Inauspicious as each of these may be, each also contains the possibility of transmutation; as Scatology’s liner notes summarize, “It is about performing surgery on yourself – psychic surgery— in order to restore the whole being, complete with the aspects that sanitised society attempts to wrench from your existence.”
From Dead Kings and Saviour Gods – Euhemerizing Shamanism in Thracian Religion by Dan Attrell:
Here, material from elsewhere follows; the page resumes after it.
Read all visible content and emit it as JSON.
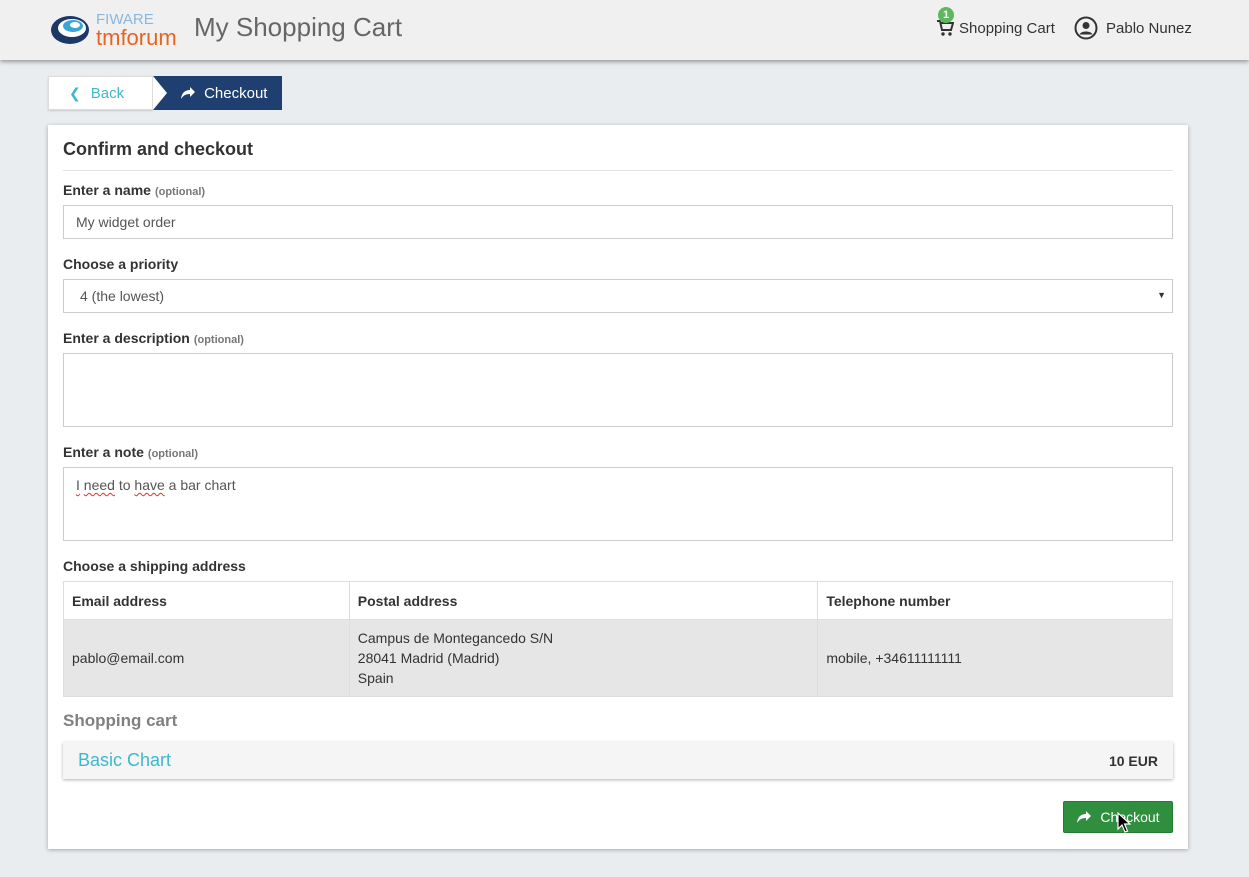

As the undisputed masters of healing herbs (according to the Greeks), the Thracians were no strangers to the shamanic techniques of ecstasy well known among other cultures of the steppe. Working from the texts of Posidonius, Strabo reported that the Mysians, a Thracian group from north-western Anatolia, possessed members of their society called both θεοσεβεις (“those who fear god”) and καπνοβαται (“those who walk in smoke”) who practiced strict vegetarianism and consumed nothing but honey and dairy products. This reference to the “walkers in smoke” may allude to the ecstasy achieved by mass cannabis consumption as reported by Herodotus among the Scythians. […] One Orphic bone inscription from Olbia dated to the 5th century BC reads “for Dion(ysos) and Psyche,” revealing the importance of a transcendent soul in connection with the Greek god of intoxication in Thracian territory. Another of these bone inscriptions containing the words “Βιος Θανατος Βιος” and marked with little “Z” pictograms (which might represent little orphic serpents) reveals the widespread and consistent nature of Dionysian symbolism reaching as far north as modern Ukraine. In the shamanic mystery initiations as practiced by the Orphic cults, near-death experiences and the use of dangerous doses of hallucinogenic plants went hand in hand. Whereas the Divine Bridegroom Sabazios (Dionysus) was primarily the god who presided over ecstasy and entheogenic intoxication, the Thracians held him in equally high regard as a dying-and-rising saviour god and a master over the souls of the deceased. Long before the introduction of alcohol, shaman exploited the ecstatic and oracular properties of hallucinogenic mushrooms (Amanita muscaria and various types of coprophilic Psilocybin-containing mushrooms); opium (Papaver somniferum); “jimsonweed,” “horsemad,” or “thornapple” (Datura stramonium); mandrake root (Mandragora officinarum); cannabis; deadly nightshade (Atropa belladonna); and henbane (Hyoscyamus niger). The experience of death and the ecstatic evacuation of the soul from the body appears commonly in the Thracian funeral iconography on which is depicted the Tree of Life. To be in a state of ekstasis – that is, to stand outside the body – was to experience death itself.
From The Sacred Conspiracy by Georges Bataille
Beyond what I am, I meet a being who makes me laugh because he is headless, who fills me with anguish because he is made of innocence and crime. He holds a weapon of steel in his left hand, flames like a sacred heart in his right hand. He unites in one eruption birth and death. He is not a man. But he isn’t a god, either. He is not I, but he is more I than I: his belly is the labyrinth in which he himself goes astray, led me astray, and in which I find myself being he, that is, a monster.